1. Thielen keeps hands down until late

 

In Kirk Cousins’ last-minute touchdown strike to Adam Thielen in the fourth quarter — which put the Vikings in position to tie the score on a two-point conversion — Thielen pulled the ball in behind two Packers defenders who had their backs to the ball. The catch, Thielen said, was a product of his having “late hands” — waiting as long as he could to put his hands up for the ball, so as not to tip defenders off that they should attempt to deflect it. The skill, Thielen said, is the product of countless practice reps, including drills where corners are staring at him and not the ball.

2. Vikings see a different Rodgers

 

Rather than trying to extend plays by throwing on the run and operating outside the pocket, Packers quarterback Aaron Rodgers had to play differently with his sprained left knee in a brace. According to Pro Football Focus, Rodgers released the ball in an average of just 2.24 seconds Sunday and completed 21 of 23 passes when he released the ball in less than 2.5 seconds. Coach Mike Zimmer, it should be noted, said after the game the Packers’ offensive linemen got away with holding throughout the game.
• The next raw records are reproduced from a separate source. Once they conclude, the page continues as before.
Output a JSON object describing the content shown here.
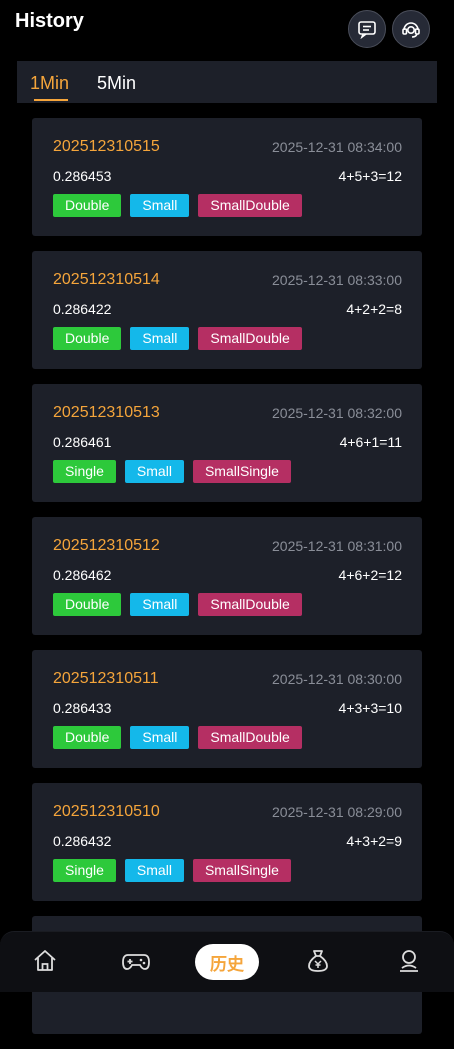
{
  "header": {
    "title": "History"
  },
  "tabs": [
    {
      "label": "1Min"
    },
    {
      "label": "5Min"
    }
  ],
  "records": [
    {
      "period": "202512310515",
      "time": "2025-12-31 08:34:00",
      "value": "0.286453",
      "sum": "4+5+3=12",
      "tags": [
        "Double",
        "Small",
        "SmallDouble"
      ]
    },
    {
      "period": "202512310514",
      "time": "2025-12-31 08:33:00",
      "value": "0.286422",
      "sum": "4+2+2=8",
      "tags": [
        "Double",
        "Small",
        "SmallDouble"
      ]
    },
    {
      "period": "202512310513",
      "time": "2025-12-31 08:32:00",
      "value": "0.286461",
      "sum": "4+6+1=11",
      "tags": [
        "Single",
        "Small",
        "SmallSingle"
      ]
    },
    {
      "period": "202512310512",
      "time": "2025-12-31 08:31:00",
      "value": "0.286462",
      "sum": "4+6+2=12",
      "tags": [
        "Double",
        "Small",
        "SmallDouble"
      ]
    },
    {
      "period": "202512310511",
      "time": "2025-12-31 08:30:00",
      "value": "0.286433",
      "sum": "4+3+3=10",
      "tags": [
        "Double",
        "Small",
        "SmallDouble"
      ]
    },
    {
      "period": "202512310510",
      "time": "2025-12-31 08:29:00",
      "value": "0.286432",
      "sum": "4+3+2=9",
      "tags": [
        "Single",
        "Small",
        "SmallSingle"
      ]
    }
  ],
  "bottom_nav": {
    "active_label": "历史"
  },
  "colors": {
    "accent": "#f5a53b",
    "tag_green": "#2dc93b",
    "tag_blue": "#14b8ea",
    "tag_pink": "#b52f63"
  },
  "icons": [
    "message-icon",
    "customer-service-icon",
    "home-icon",
    "gamepad-icon",
    "money-bag-icon",
    "user-icon"
  ]
}
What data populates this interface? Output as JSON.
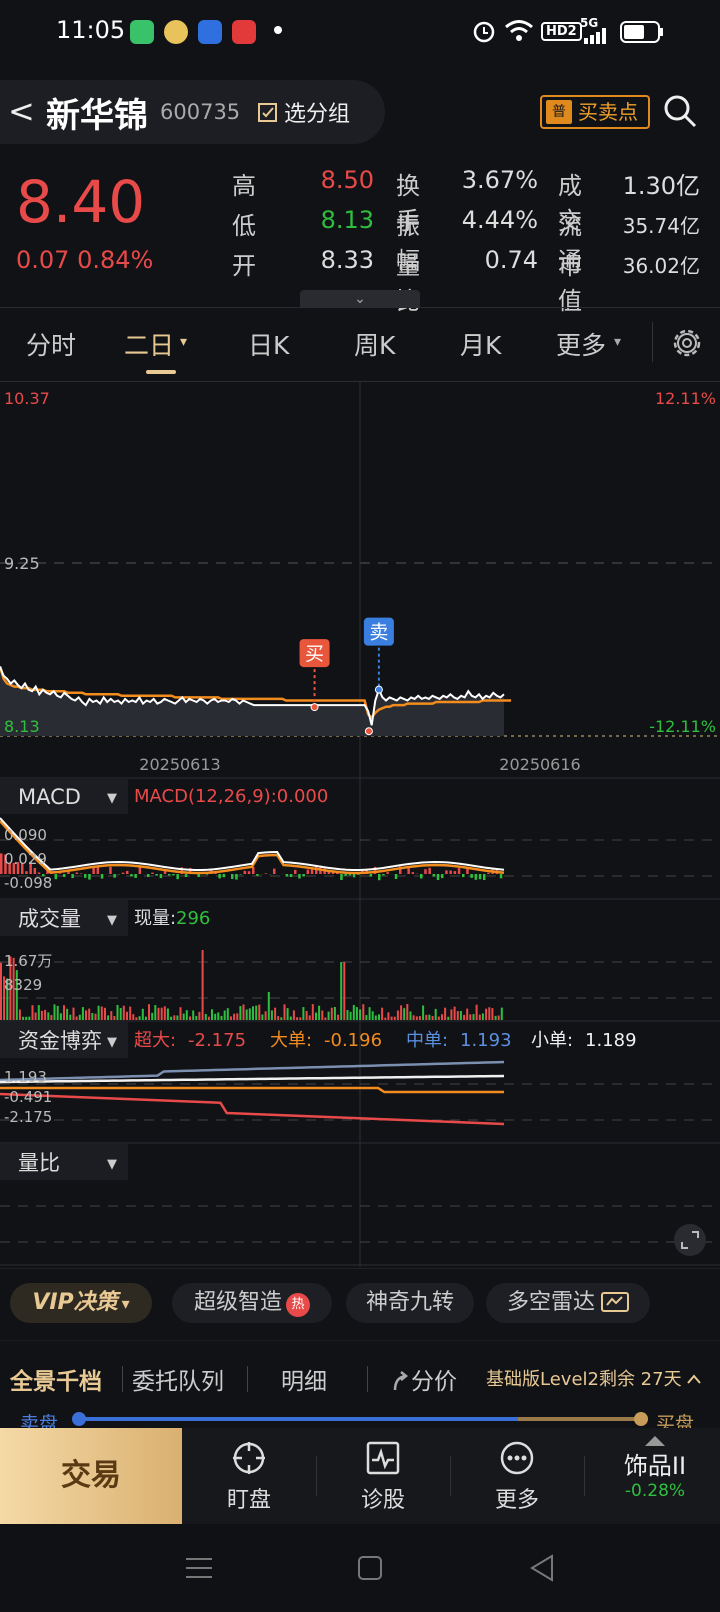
{
  "status_bar": {
    "time": "11:05",
    "network": "5G",
    "hd": "HD2"
  },
  "header": {
    "back": "<",
    "name": "新华锦",
    "code": "600735",
    "group_btn": "选分组",
    "buysell_badge": "普",
    "buysell_btn": "买卖点"
  },
  "quote": {
    "price": "8.40",
    "change": "0.07 0.84%",
    "rows": [
      {
        "l1": "高",
        "v1": "8.50",
        "l2": "换手",
        "v2": "3.67%",
        "l3": "成交",
        "v3": "1.30亿"
      },
      {
        "l1": "低",
        "v1": "8.13",
        "l2": "振幅",
        "v2": "4.44%",
        "l3": "流通",
        "v3": "35.74亿"
      },
      {
        "l1": "开",
        "v1": "8.33",
        "l2": "量比",
        "v2": "0.74",
        "l3": "市值",
        "v3": "36.02亿"
      }
    ]
  },
  "tabs": {
    "items": [
      "分时",
      "二日",
      "日K",
      "周K",
      "月K",
      "更多"
    ],
    "active": "二日",
    "arrow": "▾"
  },
  "chart_data": [
    {
      "type": "line",
      "name_cn": "two-day price",
      "y_top_left": "10.37",
      "y_mid_left": "9.25",
      "y_bottom_left": "8.13",
      "y_top_right": "12.11%",
      "y_bottom_right": "-12.11%",
      "x_labels": [
        "20250613",
        "20250616"
      ],
      "ylim": [
        8.13,
        10.37
      ],
      "markers": [
        {
          "label": "买",
          "x_index": 88,
          "y": 8.33
        },
        {
          "label": "卖",
          "x_index": 106,
          "y": 8.43
        }
      ],
      "price_series": [
        8.58,
        8.52,
        8.5,
        8.47,
        8.49,
        8.46,
        8.44,
        8.47,
        8.43,
        8.42,
        8.45,
        8.4,
        8.43,
        8.41,
        8.4,
        8.42,
        8.39,
        8.38,
        8.41,
        8.39,
        8.37,
        8.36,
        8.38,
        8.35,
        8.33,
        8.37,
        8.35,
        8.36,
        8.34,
        8.38,
        8.35,
        8.37,
        8.35,
        8.36,
        8.34,
        8.37,
        8.35,
        8.36,
        8.35,
        8.38,
        8.34,
        8.36,
        8.35,
        8.37,
        8.34,
        8.35,
        8.37,
        8.36,
        8.35,
        8.34,
        8.36,
        8.38,
        8.35,
        8.37,
        8.36,
        8.35,
        8.37,
        8.36,
        8.34,
        8.36,
        8.37,
        8.35,
        8.36,
        8.36,
        8.35,
        8.37,
        8.36,
        8.34,
        8.36,
        8.35,
        8.34,
        8.33,
        8.33,
        8.33,
        8.33,
        8.33,
        8.33,
        8.33,
        8.33,
        8.33,
        8.33,
        8.33,
        8.33,
        8.33,
        8.33,
        8.33,
        8.33,
        8.33,
        8.33,
        8.33,
        8.33,
        8.33,
        8.33,
        8.33,
        8.33,
        8.33,
        8.33,
        8.33,
        8.33,
        8.33,
        8.33,
        8.33,
        8.33,
        8.29,
        8.2,
        8.36,
        8.43,
        8.38,
        8.36,
        8.38,
        8.37,
        8.36,
        8.38,
        8.37,
        8.36,
        8.38,
        8.37,
        8.39,
        8.37,
        8.38,
        8.37,
        8.39,
        8.38,
        8.37,
        8.39,
        8.38,
        8.4,
        8.38,
        8.37,
        8.39,
        8.38,
        8.42,
        8.39,
        8.38,
        8.4,
        8.37,
        8.39,
        8.38,
        8.41,
        8.39,
        8.38,
        8.4
      ],
      "avg_series": [
        8.58,
        8.5,
        8.47,
        8.46,
        8.45,
        8.45,
        8.44,
        8.44,
        8.44,
        8.43,
        8.43,
        8.43,
        8.43,
        8.42,
        8.42,
        8.42,
        8.42,
        8.42,
        8.42,
        8.41,
        8.41,
        8.41,
        8.41,
        8.41,
        8.4,
        8.4,
        8.4,
        8.4,
        8.4,
        8.4,
        8.4,
        8.4,
        8.4,
        8.4,
        8.39,
        8.39,
        8.39,
        8.39,
        8.39,
        8.39,
        8.39,
        8.39,
        8.39,
        8.39,
        8.39,
        8.39,
        8.39,
        8.39,
        8.39,
        8.38,
        8.38,
        8.38,
        8.38,
        8.38,
        8.38,
        8.38,
        8.38,
        8.38,
        8.38,
        8.38,
        8.38,
        8.38,
        8.37,
        8.37,
        8.37,
        8.37,
        8.37,
        8.37,
        8.37,
        8.37,
        8.37,
        8.37,
        8.37,
        8.37,
        8.37,
        8.37,
        8.37,
        8.37,
        8.37,
        8.37,
        8.36,
        8.36,
        8.36,
        8.36,
        8.36,
        8.36,
        8.36,
        8.36,
        8.36,
        8.36,
        8.36,
        8.36,
        8.36,
        8.36,
        8.36,
        8.36,
        8.36,
        8.36,
        8.36,
        8.36,
        8.36,
        8.36,
        8.36,
        8.27,
        8.25,
        8.28,
        8.3,
        8.31,
        8.32,
        8.32,
        8.33,
        8.33,
        8.33,
        8.33,
        8.34,
        8.34,
        8.34,
        8.34,
        8.34,
        8.34,
        8.34,
        8.34,
        8.35,
        8.35,
        8.35,
        8.35,
        8.35,
        8.35,
        8.35,
        8.35,
        8.35,
        8.35,
        8.35,
        8.35,
        8.35,
        8.36,
        8.36,
        8.36,
        8.36,
        8.36,
        8.36,
        8.36,
        8.36,
        8.36
      ]
    },
    {
      "type": "line",
      "name_cn": "MACD",
      "label": "MACD",
      "params": "MACD(12,26,9):0.000",
      "y_labels": [
        "0.090",
        "0.029",
        "-0.098"
      ]
    },
    {
      "type": "bar",
      "name_cn": "volume",
      "label": "成交量",
      "current_label": "现量:",
      "current_value": "296",
      "y_labels": [
        "1.67万",
        "8329"
      ]
    },
    {
      "type": "line",
      "name_cn": "capital game",
      "label": "资金博弈",
      "y_labels": [
        "1.193",
        "-0.491",
        "-2.175"
      ],
      "legend": [
        {
          "name": "超大:",
          "value": "-2.175",
          "color": "#e84a4a"
        },
        {
          "name": "大单:",
          "value": "-0.196",
          "color": "#f28c1e"
        },
        {
          "name": "中单:",
          "value": "1.193",
          "color": "#5b8fe0"
        },
        {
          "name": "小单:",
          "value": "1.189",
          "color": "#f0f0f0"
        }
      ]
    },
    {
      "type": "line",
      "name_cn": "volume ratio",
      "label": "量比"
    }
  ],
  "strategy_bar": {
    "vip": "VIP决策",
    "vip_arrow": "▾",
    "items": [
      "超级智造",
      "神奇九转",
      "多空雷达"
    ],
    "hot_badge": "热"
  },
  "lower_tabs": {
    "items": [
      "全景千档",
      "委托队列",
      "明细",
      "分价"
    ],
    "level2": "基础版Level2剩余 27天",
    "sell_side": "卖盘",
    "buy_side": "买盘"
  },
  "bottom_nav": {
    "trade": "交易",
    "items": [
      "盯盘",
      "诊股",
      "更多"
    ],
    "sector": "饰品II",
    "sector_change": "-0.28%"
  },
  "colors": {
    "up": "#e84a4a",
    "down": "#2fbf3f",
    "accent": "#e8c994",
    "avg_line": "#f28c1e"
  }
}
3. Vikings benefited from Packers’ puzzling clock management

 

When the Packers got the ball at the Vikings 13 with 2:04 to go after Ha Ha Clinton-Dix’s interception, the game appeared all but over. The Vikings were able to come back, however, because some dubious play-calling by Packers coach Mike McCarthy drained just 19 seconds off the clock before a Mason Crosby field goal. McCarthy called for a run play on first down, which only took four seconds off the clock before the two-minute warning, and threw for the end zone on second and third down.